“That’s right out of the feminist movement,” said Koller, a panelist in the Washington forum. “To some extent, the sports piece of the feminist equality movement stayed stuck in a 1970s version of the equality axis of oppression, especially experienced by women and girls of color. In the work force, we’ve moved on; in our equality thinking, we’ve moved on. But in the sports construct, we’ve stayed at the 1970s thinking that it’s one way, it’s gender inequality, and that’s it.”
She added: “We should be allowed to say that Title IX doesn’t produce the solutions for all girls, because that’s the next step for advancing to a solution that does.”
Fitzgerald Mosley, of the Washington forum, discovered sports through physical education classes. She was exposed to gymnastics at school, liked it and asked her parents for private gymnastics instruction. After two years, the gymnastics coach — who was also the track coach — invited Fitzgerald to try out for the track team. She became a seventh- and eighth-grade standout, then a high school star, and earned a scholarship to the University of Tennessee.
She made the 1980 Olympic team that boycotted the Moscow Games, and she won a gold medal in the 100-meter hurdles in the 1984 Olympics in Los Angeles. Today Fitzgerald Mosley is chief of sport performance for USA Track and Field and chairwoman of the board at the Women’s Sports Foundation.

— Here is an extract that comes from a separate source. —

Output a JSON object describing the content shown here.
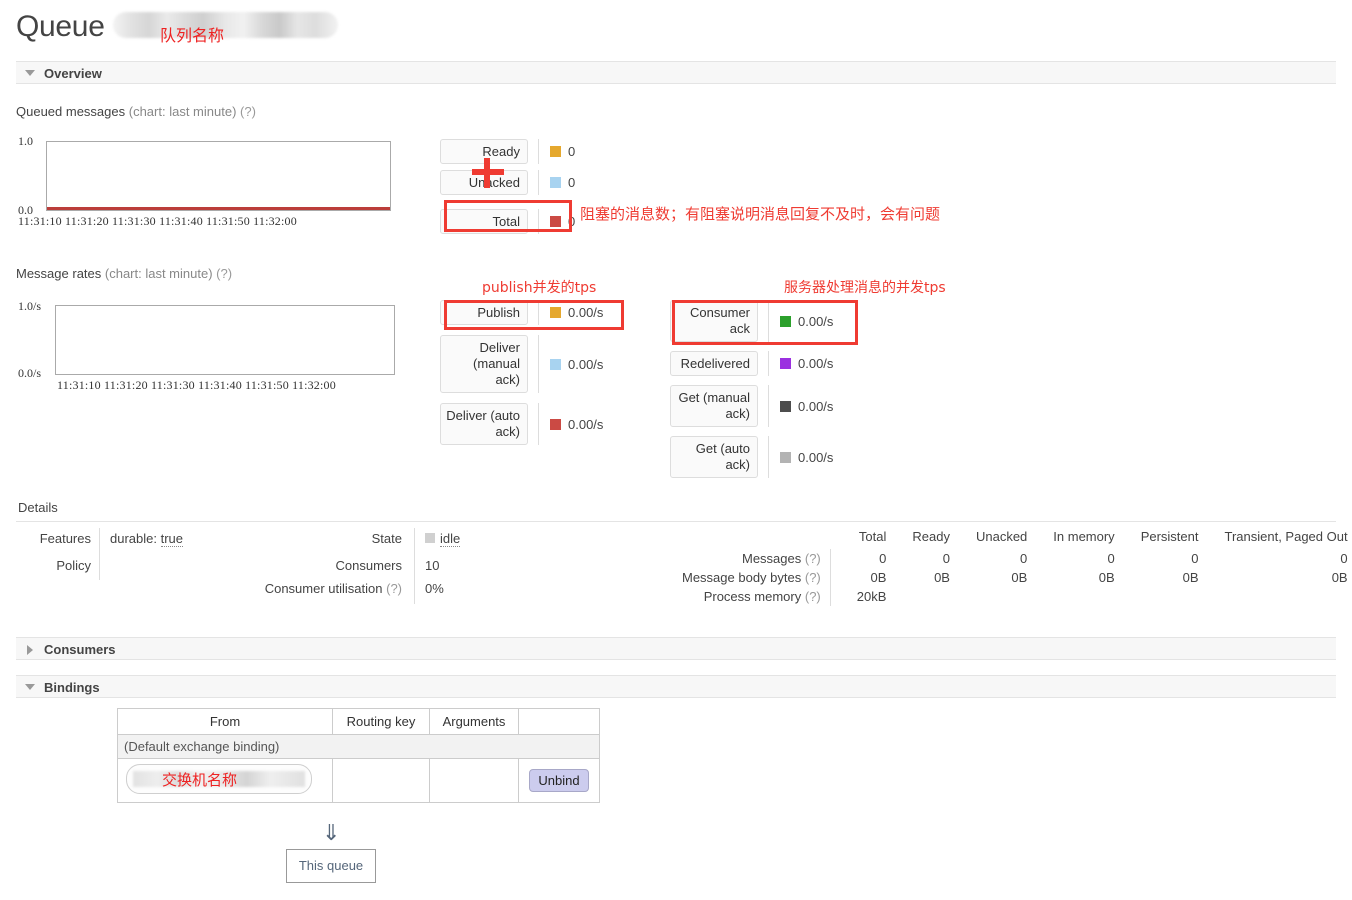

“There’s a lot to celebrate,” Fitzgerald Mosley said. “My whole life is indebted to that law and the opportunities it presented to me.”

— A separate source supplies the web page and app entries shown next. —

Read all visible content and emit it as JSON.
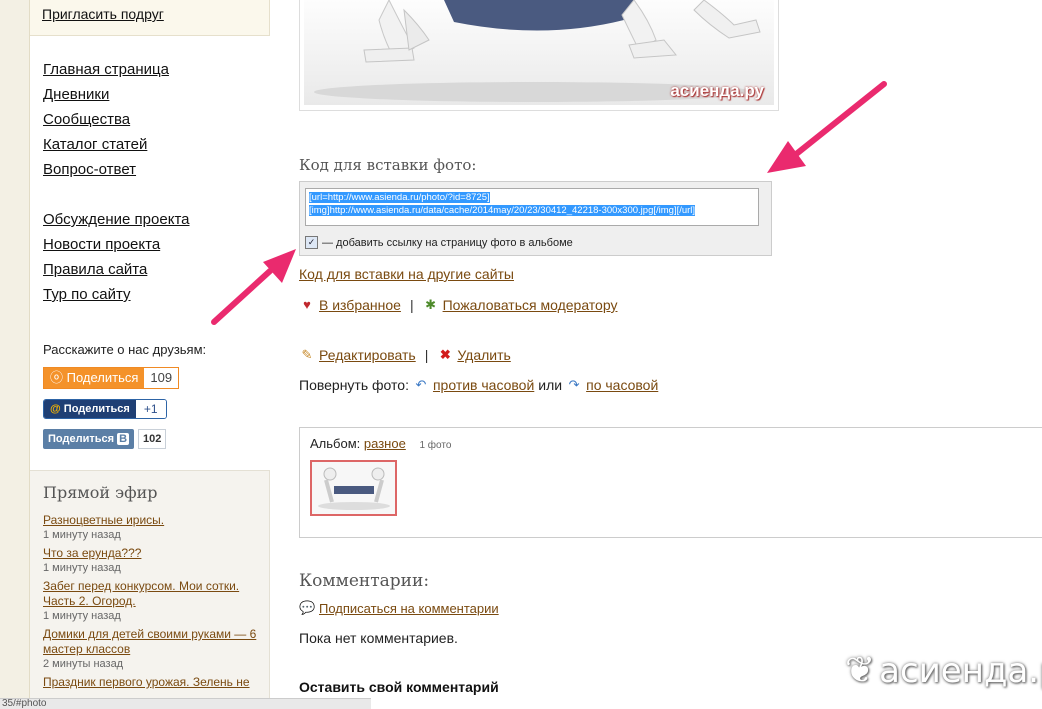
{
  "sidebar": {
    "invite_link": "Пригласить подруг",
    "nav_primary": [
      "Главная страница",
      "Дневники",
      "Сообщества",
      "Каталог статей",
      "Вопрос-ответ"
    ],
    "nav_secondary": [
      "Обсуждение проекта",
      "Новости проекта",
      "Правила сайта",
      "Тур по сайту"
    ],
    "share": {
      "label": "Расскажите о нас друзьям:",
      "ok": {
        "label": "Поделиться",
        "count": "109"
      },
      "mail": {
        "label": "Поделиться",
        "count": "+1"
      },
      "vk": {
        "label": "Поделиться",
        "count": "102"
      }
    },
    "live": {
      "title": "Прямой эфир",
      "items": [
        {
          "title": "Разноцветные ирисы.",
          "time": "1 минуту назад"
        },
        {
          "title": "Что за ерунда???",
          "time": "1 минуту назад"
        },
        {
          "title": "Забег перед конкурсом. Мои сотки. Часть 2. Огород.",
          "time": "1 минуту назад"
        },
        {
          "title": "Домики для детей своими руками — 6 мастер классов",
          "time": "2 минуты назад"
        },
        {
          "title": "Праздник первого урожая. Зелень не",
          "time": ""
        }
      ]
    },
    "statusbar": "35/#photo"
  },
  "main": {
    "photo_watermark": "асиенда.ру",
    "embed": {
      "title": "Код для вставки фото:",
      "line1": "[url=http://www.asienda.ru/photo/?id=8725]",
      "line2": "[img]http://www.asienda.ru/data/cache/2014may/20/23/30412_42218-300x300.jpg[/img][/url]",
      "checkbox_label": "— добавить ссылку на страницу фото в альбоме",
      "checkbox_checked": true
    },
    "other_sites_link": "Код для вставки на другие сайты",
    "favorite_link": "В избранное",
    "complain_link": "Пожаловаться модератору",
    "edit_link": "Редактировать",
    "delete_link": "Удалить",
    "rotate": {
      "label": "Повернуть фото:",
      "ccw": "против часовой",
      "or": "или",
      "cw": "по часовой"
    },
    "album": {
      "label": "Альбом:",
      "name": "разное",
      "count": "1 фото"
    },
    "comments": {
      "title": "Комментарии:",
      "subscribe": "Подписаться на комментарии",
      "empty": "Пока нет комментариев.",
      "leave": "Оставить свой комментарий"
    }
  },
  "watermark": "асиенда.ру",
  "colors": {
    "link": "#7a4a10",
    "arrow": "#ea2a6e",
    "ok": "#f4922a",
    "vk": "#5b7fa6"
  }
}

She added: “There’s a whole host of African-American women who have benefited greatly from Title IX. We’ve gotten college scholarships and college degrees; we’ve made Olympic teams. Track and field is an area where a large number of African-American women receive college scholarships.
“But in the grand scheme of things, Caucasian girls have benefited disproportionately well, especially suburban girls and wealthy Caucasian girls.”
According to a 2007 report by the United States Department of Education, among high school sophomores, white girls had a 51 percent participation rate in sports, compared with 40 percent for black girls. The percentages were lower for Asian/Pacific Islanders (34 percent) and Hispanics (32 percent).
The lack of access to sports at youth levels becomes manifest at the intercollegiate level, where African-American women are underrepresented in all but two sports: Division I basketball, where black women represent 50.6 percent of athletes, and indoor and outdoor track and field, where they represent 28.2 and 27.5 percent. They are all but missing in lacrosse (2.2 percent), swimming (2.0), soccer (5.3) and softball (8.2). They are an underrepresented rising presence in volleyball (11.6).
An unexpected consequence of Title IX is that since the legislation was passed in 1972, the percentage of female head coaches has decreased and the percentage of men coaching women’s teams has increased, especially in basketball and soccer. According to studies by Linda Jean Carpenter and R. Vivian Acosta, the percentage of women coaching women’s teams at the intercollegiate level fell to 44 percent in 2010 from 90 percent in 1972. But even here, African-American women have lost ground.
According to the N.C.A.A.’s 2009-10 Student-Athlete Race/Ethnicity Report, white women held 166 of the 300 head coaching jobs in N.C.A.A. Division I women’s basketball; black women held 35 of them.
In 2012, 40 years after the passing of a law that focused merely on gender equity, women committed to equality and access for girls to a wider array of sports opportunities must finally confront the vexing issues of race, gender and class.
“Title IX is not the effective tool it has been made out to be for leveling the playing field for all girls,” Koller said. “There is unfinished business, but we’re not talking about it. Until you put it out there, you’re not going to have any real conversation about this.”
The conversation might very well open doors that have been closed for far too long.